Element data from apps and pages
-*-
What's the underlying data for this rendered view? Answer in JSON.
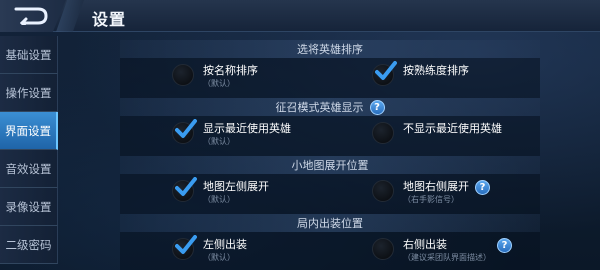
{
  "header": {
    "title": "设置"
  },
  "sidebar": {
    "items": [
      {
        "label": "基础设置",
        "active": false
      },
      {
        "label": "操作设置",
        "active": false
      },
      {
        "label": "界面设置",
        "active": true
      },
      {
        "label": "音效设置",
        "active": false
      },
      {
        "label": "录像设置",
        "active": false
      },
      {
        "label": "二级密码",
        "active": false
      }
    ]
  },
  "sections": [
    {
      "title": "选将英雄排序",
      "has_help": false,
      "left": {
        "label": "按名称排序",
        "sub": "（默认）",
        "checked": false,
        "has_help": false
      },
      "right": {
        "label": "按熟练度排序",
        "sub": "",
        "checked": true,
        "has_help": false
      }
    },
    {
      "title": "征召模式英雄显示",
      "has_help": true,
      "left": {
        "label": "显示最近使用英雄",
        "sub": "（默认）",
        "checked": true,
        "has_help": false
      },
      "right": {
        "label": "不显示最近使用英雄",
        "sub": "",
        "checked": false,
        "has_help": false
      }
    },
    {
      "title": "小地图展开位置",
      "has_help": false,
      "left": {
        "label": "地图左侧展开",
        "sub": "（默认）",
        "checked": true,
        "has_help": false
      },
      "right": {
        "label": "地图右侧展开",
        "sub": "（右手影信号）",
        "checked": false,
        "has_help": true
      }
    },
    {
      "title": "局内出装位置",
      "has_help": false,
      "left": {
        "label": "左侧出装",
        "sub": "（默认）",
        "checked": true,
        "has_help": false
      },
      "right": {
        "label": "右侧出装",
        "sub": "（建议采团队界面描述）",
        "checked": false,
        "has_help": true
      }
    }
  ],
  "colors": {
    "accent": "#2f7fc8",
    "check": "#3a9cf0",
    "text": "#ffffff"
  },
  "icons": {
    "back": "back-arrow-icon",
    "help": "help-icon",
    "check": "checkmark-icon",
    "radio": "radio-icon"
  },
  "help_glyph": "?"
}
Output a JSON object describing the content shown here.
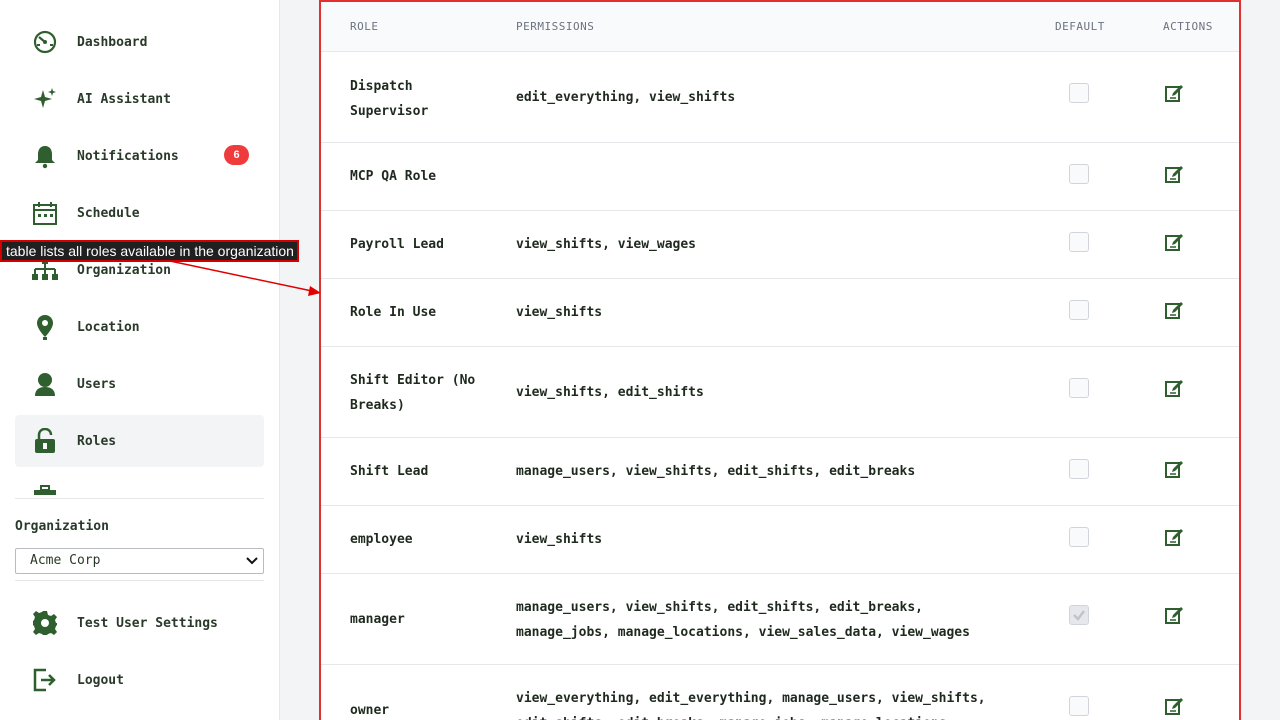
{
  "sidebar": {
    "items": [
      {
        "label": "Dashboard",
        "icon": "dashboard-icon"
      },
      {
        "label": "AI Assistant",
        "icon": "sparkle-icon"
      },
      {
        "label": "Notifications",
        "icon": "bell-icon",
        "badge": "6"
      },
      {
        "label": "Schedule",
        "icon": "calendar-icon"
      },
      {
        "label": "Organization",
        "icon": "org-chart-icon"
      },
      {
        "label": "Location",
        "icon": "map-pin-icon"
      },
      {
        "label": "Users",
        "icon": "user-icon"
      },
      {
        "label": "Roles",
        "icon": "unlock-icon",
        "active": true
      }
    ],
    "organization_label": "Organization",
    "organization_selected": "Acme Corp",
    "test_user_settings": "Test User Settings",
    "logout": "Logout"
  },
  "annotation": {
    "text": "table lists all roles available in the organization"
  },
  "table": {
    "headers": {
      "role": "ROLE",
      "permissions": "PERMISSIONS",
      "default": "DEFAULT",
      "actions": "ACTIONS"
    },
    "rows": [
      {
        "role": "Dispatch Supervisor",
        "permissions": "edit_everything, view_shifts",
        "default": false
      },
      {
        "role": "MCP QA Role",
        "permissions": "",
        "default": false
      },
      {
        "role": "Payroll Lead",
        "permissions": "view_shifts, view_wages",
        "default": false
      },
      {
        "role": "Role In Use",
        "permissions": "view_shifts",
        "default": false
      },
      {
        "role": "Shift Editor (No Breaks)",
        "permissions": "view_shifts, edit_shifts",
        "default": false
      },
      {
        "role": "Shift Lead",
        "permissions": "manage_users, view_shifts, edit_shifts, edit_breaks",
        "default": false
      },
      {
        "role": "employee",
        "permissions": "view_shifts",
        "default": false
      },
      {
        "role": "manager",
        "permissions": "manage_users, view_shifts, edit_shifts, edit_breaks, manage_jobs, manage_locations, view_sales_data, view_wages",
        "default": true
      },
      {
        "role": "owner",
        "permissions": "view_everything, edit_everything, manage_users, view_shifts, edit_shifts, edit_breaks, manage_jobs, manage_locations",
        "default": false
      }
    ]
  },
  "colors": {
    "accent": "#2f5f2f",
    "badge": "#ef3b3b",
    "annotation_border": "#d40000",
    "table_border": "#e03030"
  }
}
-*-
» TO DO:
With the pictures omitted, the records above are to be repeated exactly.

» TASK OUTPUT:
What's the underlying data for this rendered view? Answer in JSON.
{
  "header": {
    "title": "设置"
  },
  "sidebar": {
    "items": [
      {
        "label": "基础设置",
        "active": false
      },
      {
        "label": "操作设置",
        "active": false
      },
      {
        "label": "界面设置",
        "active": true
      },
      {
        "label": "音效设置",
        "active": false
      },
      {
        "label": "录像设置",
        "active": false
      },
      {
        "label": "二级密码",
        "active": false
      }
    ]
  },
  "sections": [
    {
      "title": "选将英雄排序",
      "has_help": false,
      "left": {
        "label": "按名称排序",
        "sub": "（默认）",
        "checked": false,
        "has_help": false
      },
      "right": {
        "label": "按熟练度排序",
        "sub": "",
        "checked": true,
        "has_help": false
      }
    },
    {
      "title": "征召模式英雄显示",
      "has_help": true,
      "left": {
        "label": "显示最近使用英雄",
        "sub": "（默认）",
        "checked": true,
        "has_help": false
      },
      "right": {
        "label": "不显示最近使用英雄",
        "sub": "",
        "checked": false,
        "has_help": false
      }
    },
    {
      "title": "小地图展开位置",
      "has_help": false,
      "left": {
        "label": "地图左侧展开",
        "sub": "（默认）",
        "checked": true,
        "has_help": false
      },
      "right": {
        "label": "地图右侧展开",
        "sub": "（右手影信号）",
        "checked": false,
        "has_help": true
      }
    },
    {
      "title": "局内出装位置",
      "has_help": false,
      "left": {
        "label": "左侧出装",
        "sub": "（默认）",
        "checked": true,
        "has_help": false
      },
      "right": {
        "label": "右侧出装",
        "sub": "（建议采团队界面描述）",
        "checked": false,
        "has_help": true
      }
    }
  ],
  "colors": {
    "accent": "#2f7fc8",
    "check": "#3a9cf0",
    "text": "#ffffff"
  },
  "icons": {
    "back": "back-arrow-icon",
    "help": "help-icon",
    "check": "checkmark-icon",
    "radio": "radio-icon"
  },
  "help_glyph": "?"
}
Output a JSON object describing the content shown here.
{
  "sidebar": {
    "items": [
      {
        "label": "Dashboard",
        "icon": "dashboard-icon"
      },
      {
        "label": "AI Assistant",
        "icon": "sparkle-icon"
      },
      {
        "label": "Notifications",
        "icon": "bell-icon",
        "badge": "6"
      },
      {
        "label": "Schedule",
        "icon": "calendar-icon"
      },
      {
        "label": "Organization",
        "icon": "org-chart-icon"
      },
      {
        "label": "Location",
        "icon": "map-pin-icon"
      },
      {
        "label": "Users",
        "icon": "user-icon"
      },
      {
        "label": "Roles",
        "icon": "unlock-icon",
        "active": true
      }
    ],
    "organization_label": "Organization",
    "organization_selected": "Acme Corp",
    "test_user_settings": "Test User Settings",
    "logout": "Logout"
  },
  "annotation": {
    "text": "table lists all roles available in the organization"
  },
  "table": {
    "headers": {
      "role": "ROLE",
      "permissions": "PERMISSIONS",
      "default": "DEFAULT",
      "actions": "ACTIONS"
    },
    "rows": [
      {
        "role": "Dispatch Supervisor",
        "permissions": "edit_everything, view_shifts",
        "default": false
      },
      {
        "role": "MCP QA Role",
        "permissions": "",
        "default": false
      },
      {
        "role": "Payroll Lead",
        "permissions": "view_shifts, view_wages",
        "default": false
      },
      {
        "role": "Role In Use",
        "permissions": "view_shifts",
        "default": false
      },
      {
        "role": "Shift Editor (No Breaks)",
        "permissions": "view_shifts, edit_shifts",
        "default": false
      },
      {
        "role": "Shift Lead",
        "permissions": "manage_users, view_shifts, edit_shifts, edit_breaks",
        "default": false
      },
      {
        "role": "employee",
        "permissions": "view_shifts",
        "default": false
      },
      {
        "role": "manager",
        "permissions": "manage_users, view_shifts, edit_shifts, edit_breaks, manage_jobs, manage_locations, view_sales_data, view_wages",
        "default": true
      },
      {
        "role": "owner",
        "permissions": "view_everything, edit_everything, manage_users, view_shifts, edit_shifts, edit_breaks, manage_jobs, manage_locations",
        "default": false
      }
    ]
  },
  "colors": {
    "accent": "#2f5f2f",
    "badge": "#ef3b3b",
    "annotation_border": "#d40000",
    "table_border": "#e03030"
  }
}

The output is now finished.